I’ve been doing functions with my GCSE class as part of the new curriculum and I’ve gone down the algebra route. I could have started with graph drawing like the parallel class did, but I know my class – drawing and accuracy are not their forte. We made brilliant progress with substituting into functions and even composite functions went smoothly. I wasn’t happy with the textbook resources on manipulating functions so I put together a step by step resource, including a basic skills recap:

Manipulating functions (docx)

Manipulating functions (pdf)

I also thought my class needed a little hand holding for inverse functions. There are many ways to do this, but the method I used was designed to allow the class to access the topic with teacher input verbally and on the board.

Inverse Functions worksheet (docx)

Inverse Functions worksheet (pdf)

Hope these help!

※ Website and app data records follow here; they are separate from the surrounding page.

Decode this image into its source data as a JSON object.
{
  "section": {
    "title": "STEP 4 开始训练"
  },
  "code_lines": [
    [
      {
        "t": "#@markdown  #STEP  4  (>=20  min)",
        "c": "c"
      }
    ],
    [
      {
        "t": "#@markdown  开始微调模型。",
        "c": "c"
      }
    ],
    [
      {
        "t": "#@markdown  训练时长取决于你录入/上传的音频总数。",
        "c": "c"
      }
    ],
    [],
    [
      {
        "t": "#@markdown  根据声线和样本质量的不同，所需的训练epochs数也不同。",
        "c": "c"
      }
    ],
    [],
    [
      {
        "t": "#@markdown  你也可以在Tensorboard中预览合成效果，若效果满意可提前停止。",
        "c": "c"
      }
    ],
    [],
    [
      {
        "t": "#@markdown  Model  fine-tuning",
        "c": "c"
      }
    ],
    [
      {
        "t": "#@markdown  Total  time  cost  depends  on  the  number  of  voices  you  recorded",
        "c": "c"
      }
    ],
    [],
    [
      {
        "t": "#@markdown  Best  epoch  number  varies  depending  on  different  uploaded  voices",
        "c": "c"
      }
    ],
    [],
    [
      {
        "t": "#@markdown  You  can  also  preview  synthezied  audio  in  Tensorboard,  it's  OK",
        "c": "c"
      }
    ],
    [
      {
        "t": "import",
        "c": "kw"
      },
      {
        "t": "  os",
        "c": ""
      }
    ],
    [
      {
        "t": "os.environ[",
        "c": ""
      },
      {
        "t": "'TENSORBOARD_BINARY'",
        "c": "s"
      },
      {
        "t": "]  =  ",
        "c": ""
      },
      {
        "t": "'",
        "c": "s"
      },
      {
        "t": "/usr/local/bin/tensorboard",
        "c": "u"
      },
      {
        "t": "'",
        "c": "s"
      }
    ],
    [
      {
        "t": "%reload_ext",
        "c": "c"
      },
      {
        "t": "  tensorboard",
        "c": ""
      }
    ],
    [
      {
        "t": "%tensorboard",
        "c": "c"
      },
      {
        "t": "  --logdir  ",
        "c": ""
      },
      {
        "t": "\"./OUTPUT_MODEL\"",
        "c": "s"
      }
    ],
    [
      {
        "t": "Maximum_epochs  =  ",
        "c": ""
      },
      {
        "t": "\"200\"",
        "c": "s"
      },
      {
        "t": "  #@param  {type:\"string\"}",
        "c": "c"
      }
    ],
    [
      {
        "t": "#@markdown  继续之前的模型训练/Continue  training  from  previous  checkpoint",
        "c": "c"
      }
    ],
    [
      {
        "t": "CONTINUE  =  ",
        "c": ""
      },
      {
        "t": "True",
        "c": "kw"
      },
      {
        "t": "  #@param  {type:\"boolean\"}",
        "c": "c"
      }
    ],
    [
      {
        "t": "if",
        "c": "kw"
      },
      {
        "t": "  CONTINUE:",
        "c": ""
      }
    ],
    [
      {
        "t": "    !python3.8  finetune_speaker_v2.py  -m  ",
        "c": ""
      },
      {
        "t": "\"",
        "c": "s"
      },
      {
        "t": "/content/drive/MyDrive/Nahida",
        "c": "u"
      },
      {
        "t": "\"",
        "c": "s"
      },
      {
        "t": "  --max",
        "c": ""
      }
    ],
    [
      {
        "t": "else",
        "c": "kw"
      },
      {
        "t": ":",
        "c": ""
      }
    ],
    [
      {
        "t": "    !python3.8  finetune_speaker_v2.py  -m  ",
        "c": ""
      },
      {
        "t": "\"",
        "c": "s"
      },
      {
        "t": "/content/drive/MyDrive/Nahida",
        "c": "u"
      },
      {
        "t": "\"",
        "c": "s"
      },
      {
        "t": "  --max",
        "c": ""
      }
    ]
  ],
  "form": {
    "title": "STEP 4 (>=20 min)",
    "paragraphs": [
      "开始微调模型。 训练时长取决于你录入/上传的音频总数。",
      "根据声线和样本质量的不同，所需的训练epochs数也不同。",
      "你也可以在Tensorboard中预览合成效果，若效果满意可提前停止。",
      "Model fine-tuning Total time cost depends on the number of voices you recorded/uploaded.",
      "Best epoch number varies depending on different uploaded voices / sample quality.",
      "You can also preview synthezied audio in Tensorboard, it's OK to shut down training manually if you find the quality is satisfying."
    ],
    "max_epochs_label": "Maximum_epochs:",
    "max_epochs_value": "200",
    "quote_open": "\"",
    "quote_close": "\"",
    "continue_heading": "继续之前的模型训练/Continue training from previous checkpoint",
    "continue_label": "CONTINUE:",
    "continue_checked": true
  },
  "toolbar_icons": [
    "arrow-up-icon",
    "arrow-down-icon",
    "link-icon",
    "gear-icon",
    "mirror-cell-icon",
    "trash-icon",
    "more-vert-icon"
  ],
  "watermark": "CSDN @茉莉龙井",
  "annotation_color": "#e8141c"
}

Oh and you can even use them as A-Level recap tools.

Updated (19:53): To fix typo on Inverse functions worksheets

312. Class Commentary

I don’t know about you, but going over higher level questions (eg A-Level) after a test can be a frustrating time. The students never seem to fully engage because they think they know it all – even though they do get things wrong! What if I could offer you a way to review the test and incorporate an understanding of exam board mark schemes?

Image credit: www.sri.com

Preparation

  • When you mark the test clearly indicate on the paper which questions students got fully correct.
  • Alternatively get your students to do this.

Set Up

  • List the question numbers on the board
  • Starting with the highest number (usually the hardest questions) students volunteer to answer the questions on the board by putting their name next to a question number. In this way the brightest students who got the tricky questions right can’t volunteer to do the easier questions, allowing other students a chance of success.
  • Long multi-part questions could have more than one student.
  • You can also allocate a calculation checker and algebra checker if you have spare students

Task

  • Bring up each student to go through a question on the board.
  • Whilst they do this you can do a commentary of where marks are allocated by the markscheme, alternative methods and misconceptions.

I did this activity with a Year 12 group whilst reviewing an A-Level paper and it was a such a better use of time. The students were more engaged and I could interact with the class on a much more productive level.